What used to be the Future Forces Exhibition & Conference from 2014 now reached an unprecedented scale. FFF was actually an umbrella for 13 separate events–a large arms show coinciding with 11 conferences. 21st Century Asian Arms Race (21AAR) is a media partner for FFF.
As India continues its import reliance on foreign military technology the transformation of its naval might has gone a different route. Even with parts and subsystems ordered from abroad the scale of ongoing warship construction taking place among local shipyards is incomparable and, slowly but surely, these efforts are pushing local capabilities forward.
Every year dozens of companies flock to Moscow’s historic VDNH, a Stalin-era edifice whose raison d’être is providing the floor space used by trade shows, for what’s almost an annual rite. It’s called Interpolitex and this year it runs from October 18 until 21. Its purpose is to serve as venue for advertising the latest hardware of Russia’s law enforcement agencies and armed forces.
Interpolitex 2016 marks the event’s 20th anniversary. It’s a special occasion for show organizer BIZON who’ve managed to stage a consistent series that’s been patronized by the national security apparatus these past two decades.
The latest iteration of Interpolitex features a “Tactical Gear Centre.” According to the organizer it’s a section within the venue where 60 different exhibitors are showcasing “tactical and combat gear, survival devices and tools as well as other auxiliary aids and equipment.” As a further incentive for potential customers the products on display can be “acquired at ‘exhibition’ prices.”
But wait.
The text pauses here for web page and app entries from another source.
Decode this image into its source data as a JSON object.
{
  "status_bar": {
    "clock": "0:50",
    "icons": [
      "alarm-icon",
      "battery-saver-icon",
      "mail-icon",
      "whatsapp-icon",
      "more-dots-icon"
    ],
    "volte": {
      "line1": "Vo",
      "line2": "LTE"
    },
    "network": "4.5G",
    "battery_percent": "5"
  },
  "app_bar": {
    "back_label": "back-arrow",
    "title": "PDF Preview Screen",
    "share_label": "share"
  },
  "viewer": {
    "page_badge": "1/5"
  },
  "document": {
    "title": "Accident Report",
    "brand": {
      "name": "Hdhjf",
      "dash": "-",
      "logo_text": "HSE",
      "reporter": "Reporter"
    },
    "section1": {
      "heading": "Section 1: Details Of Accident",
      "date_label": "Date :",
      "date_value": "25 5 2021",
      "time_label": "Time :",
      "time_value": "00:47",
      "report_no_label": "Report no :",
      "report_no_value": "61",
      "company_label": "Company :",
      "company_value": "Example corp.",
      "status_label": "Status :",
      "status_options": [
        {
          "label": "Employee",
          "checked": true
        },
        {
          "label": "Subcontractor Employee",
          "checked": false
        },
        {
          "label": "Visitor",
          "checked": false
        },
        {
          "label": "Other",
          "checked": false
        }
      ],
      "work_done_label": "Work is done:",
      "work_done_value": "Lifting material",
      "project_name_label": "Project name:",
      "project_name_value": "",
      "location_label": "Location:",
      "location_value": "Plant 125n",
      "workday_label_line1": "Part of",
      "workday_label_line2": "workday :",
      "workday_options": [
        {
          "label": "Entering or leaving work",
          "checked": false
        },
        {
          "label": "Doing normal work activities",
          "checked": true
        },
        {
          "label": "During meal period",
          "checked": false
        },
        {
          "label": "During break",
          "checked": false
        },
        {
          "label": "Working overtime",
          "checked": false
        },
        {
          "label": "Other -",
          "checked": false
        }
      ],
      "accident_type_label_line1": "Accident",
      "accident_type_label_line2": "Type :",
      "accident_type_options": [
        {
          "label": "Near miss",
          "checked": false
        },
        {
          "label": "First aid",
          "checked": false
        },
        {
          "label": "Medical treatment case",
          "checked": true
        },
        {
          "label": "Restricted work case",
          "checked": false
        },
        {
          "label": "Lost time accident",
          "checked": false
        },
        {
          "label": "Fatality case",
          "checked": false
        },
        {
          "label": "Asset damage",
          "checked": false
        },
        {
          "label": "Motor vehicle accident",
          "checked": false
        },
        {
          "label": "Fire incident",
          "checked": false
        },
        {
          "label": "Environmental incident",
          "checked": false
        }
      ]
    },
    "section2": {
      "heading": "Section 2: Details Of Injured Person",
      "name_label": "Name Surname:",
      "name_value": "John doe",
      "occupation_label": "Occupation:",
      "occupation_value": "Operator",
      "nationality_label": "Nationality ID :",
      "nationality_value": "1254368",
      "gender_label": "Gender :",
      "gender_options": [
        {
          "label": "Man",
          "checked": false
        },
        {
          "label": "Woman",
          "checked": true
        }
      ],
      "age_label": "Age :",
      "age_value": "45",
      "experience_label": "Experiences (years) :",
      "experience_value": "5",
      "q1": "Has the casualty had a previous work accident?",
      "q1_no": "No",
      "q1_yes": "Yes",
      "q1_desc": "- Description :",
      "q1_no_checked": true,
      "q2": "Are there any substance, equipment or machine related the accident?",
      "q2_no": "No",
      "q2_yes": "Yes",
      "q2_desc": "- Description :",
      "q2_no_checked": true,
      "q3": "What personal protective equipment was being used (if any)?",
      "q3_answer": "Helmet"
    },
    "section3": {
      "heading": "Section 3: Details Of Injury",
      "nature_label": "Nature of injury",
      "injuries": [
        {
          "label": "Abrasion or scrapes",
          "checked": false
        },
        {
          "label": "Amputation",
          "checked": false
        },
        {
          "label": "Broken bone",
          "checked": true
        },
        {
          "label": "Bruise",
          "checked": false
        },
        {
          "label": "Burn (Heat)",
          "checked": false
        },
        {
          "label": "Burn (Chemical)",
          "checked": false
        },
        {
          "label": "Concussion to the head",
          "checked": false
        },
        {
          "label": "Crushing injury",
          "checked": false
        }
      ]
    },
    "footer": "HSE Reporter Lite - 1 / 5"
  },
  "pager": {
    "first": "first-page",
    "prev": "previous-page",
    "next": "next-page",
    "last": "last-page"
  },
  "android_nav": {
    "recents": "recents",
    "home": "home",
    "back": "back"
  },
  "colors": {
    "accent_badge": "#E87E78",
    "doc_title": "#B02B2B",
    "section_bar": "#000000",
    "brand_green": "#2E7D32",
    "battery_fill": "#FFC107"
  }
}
Apparently Interpolitex hasn’t lost sight of an important market. These aren’t Russia’s policemen or commandos. Rather, “enthusiasts of extreme sports from orienteering to strikeball, fans of hunting and fishing as well as any kind fo person who is into the ‘military style.’”
In a word, civilians.
21st Century Asian Arms Race (21AAR) is a media partner for Interpolitex.
It’s one of the most promising armored vehicles to come out of Ukraine in recent years. A fixture in domestic arms shows and a potential export success, the Dozor-B retains a distinct aura of mysteriousness. Its exact purpose is muddled. (What with so many BTR’s scattered between the Urals and the Carpathians.) What can it accomplish? Who is its biggest customer?
The short answer is the Dozor-B has proven a bit of a disappointment.